The first part of the article defines SNSs then provides a history of their development starting with SixDegrees.com in 1997. It explains that the next generation of SNSs was led by Ryse.com. The visual timeline was fascinating, showing Facebook and Twitter at the end of the 2006 spectrum. The history explains how SNSs grew out of obscurity to gain the social acceptance and mass global participation that we are now witnessing with Facebook, Twitter and Youtube.
Following an examination of the history, Boyd and Ellison review and summarize the scholarly work done in the field of SMSs. Specifically they review studies on “Friendship Performance, Network Structure, Bridging online and offline social networks and Privacy. They document the findings demonstrating how the research has uncovered intended and unintended social behaviours associated with the use of SMSs.
In summary this article provided me with a deeper understanding and forced me to reflect on the SMSs that I use on a daily basis. Ultimately, while the article has deepened my understanding on the subject I’m not sure that it will force a change in my practice, as I have a fairly conservative approach to SMS usage.
Boyd, D. M., & Ellison, N. B. (2007). Social network sites: Definition, history, and scholarship. Journal of Computer-Mediated Communication, 13(1), article 11.
Kerawalla, L., Minocha, S., Kirkup, G., & Conole, G. (2009). An empirically grounded framework to guide blogging in higher education. Journal of Computer Assisted Learning, 25(1).
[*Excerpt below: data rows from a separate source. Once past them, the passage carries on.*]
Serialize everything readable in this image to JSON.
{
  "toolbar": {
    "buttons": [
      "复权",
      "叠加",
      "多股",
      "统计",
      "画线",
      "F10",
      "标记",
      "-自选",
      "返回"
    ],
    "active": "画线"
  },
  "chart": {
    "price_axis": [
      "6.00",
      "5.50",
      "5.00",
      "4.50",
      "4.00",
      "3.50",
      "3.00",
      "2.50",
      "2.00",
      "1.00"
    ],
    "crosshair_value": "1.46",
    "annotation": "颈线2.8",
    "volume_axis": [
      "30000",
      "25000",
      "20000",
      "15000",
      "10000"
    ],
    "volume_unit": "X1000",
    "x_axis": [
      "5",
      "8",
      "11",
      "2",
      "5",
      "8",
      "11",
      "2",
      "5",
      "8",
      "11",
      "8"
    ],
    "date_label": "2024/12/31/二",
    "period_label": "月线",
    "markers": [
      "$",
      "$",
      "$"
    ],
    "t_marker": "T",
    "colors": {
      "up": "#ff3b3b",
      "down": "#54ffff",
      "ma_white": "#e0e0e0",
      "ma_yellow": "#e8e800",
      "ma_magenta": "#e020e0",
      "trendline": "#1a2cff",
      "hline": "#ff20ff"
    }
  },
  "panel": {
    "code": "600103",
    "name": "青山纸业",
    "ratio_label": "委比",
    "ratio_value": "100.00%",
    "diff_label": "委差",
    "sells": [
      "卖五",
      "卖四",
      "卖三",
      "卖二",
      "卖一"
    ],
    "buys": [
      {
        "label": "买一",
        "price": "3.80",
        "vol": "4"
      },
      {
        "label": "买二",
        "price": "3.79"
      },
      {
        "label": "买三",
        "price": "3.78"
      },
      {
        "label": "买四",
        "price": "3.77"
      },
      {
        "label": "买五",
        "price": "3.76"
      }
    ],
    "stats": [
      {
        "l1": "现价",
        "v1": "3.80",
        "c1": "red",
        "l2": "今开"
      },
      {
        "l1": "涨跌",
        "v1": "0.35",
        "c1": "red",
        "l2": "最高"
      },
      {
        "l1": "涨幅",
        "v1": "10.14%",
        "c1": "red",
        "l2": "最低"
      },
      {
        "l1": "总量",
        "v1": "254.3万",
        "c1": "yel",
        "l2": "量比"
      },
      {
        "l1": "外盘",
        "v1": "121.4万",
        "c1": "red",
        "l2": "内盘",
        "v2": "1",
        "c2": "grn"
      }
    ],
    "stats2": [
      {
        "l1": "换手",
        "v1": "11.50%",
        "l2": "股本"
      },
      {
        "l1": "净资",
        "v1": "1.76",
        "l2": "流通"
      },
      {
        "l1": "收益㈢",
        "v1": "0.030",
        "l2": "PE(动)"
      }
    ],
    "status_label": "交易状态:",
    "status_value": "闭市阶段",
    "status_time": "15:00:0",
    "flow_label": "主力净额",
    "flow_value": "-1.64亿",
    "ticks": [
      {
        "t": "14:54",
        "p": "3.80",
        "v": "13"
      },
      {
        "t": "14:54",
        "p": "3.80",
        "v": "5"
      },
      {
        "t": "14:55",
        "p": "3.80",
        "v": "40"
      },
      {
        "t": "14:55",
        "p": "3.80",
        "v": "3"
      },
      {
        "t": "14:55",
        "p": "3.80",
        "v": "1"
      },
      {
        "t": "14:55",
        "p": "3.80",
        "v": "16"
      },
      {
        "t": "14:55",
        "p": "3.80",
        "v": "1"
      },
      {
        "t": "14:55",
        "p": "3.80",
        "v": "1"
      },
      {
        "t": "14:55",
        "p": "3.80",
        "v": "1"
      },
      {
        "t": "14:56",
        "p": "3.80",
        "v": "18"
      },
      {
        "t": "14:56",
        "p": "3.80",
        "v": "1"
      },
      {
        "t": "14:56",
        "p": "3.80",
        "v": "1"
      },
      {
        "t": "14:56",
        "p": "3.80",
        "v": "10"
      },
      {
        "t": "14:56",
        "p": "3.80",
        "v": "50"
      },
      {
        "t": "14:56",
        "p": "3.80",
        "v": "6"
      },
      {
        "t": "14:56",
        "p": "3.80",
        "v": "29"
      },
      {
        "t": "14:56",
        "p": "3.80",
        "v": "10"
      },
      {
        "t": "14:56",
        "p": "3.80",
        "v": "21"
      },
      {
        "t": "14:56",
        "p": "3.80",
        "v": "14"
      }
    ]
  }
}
Justin Mark currently works at Cedar Secondary School in SD68. He teaches French FSL and History 12 and he is the Modern Language and Networks Technology Department Heads. When he is not working, being a being a dad to his 3 and 5 years olds, you'll probably find him riding a bike, or trail running (when its super ugly out, or his bike is broken.)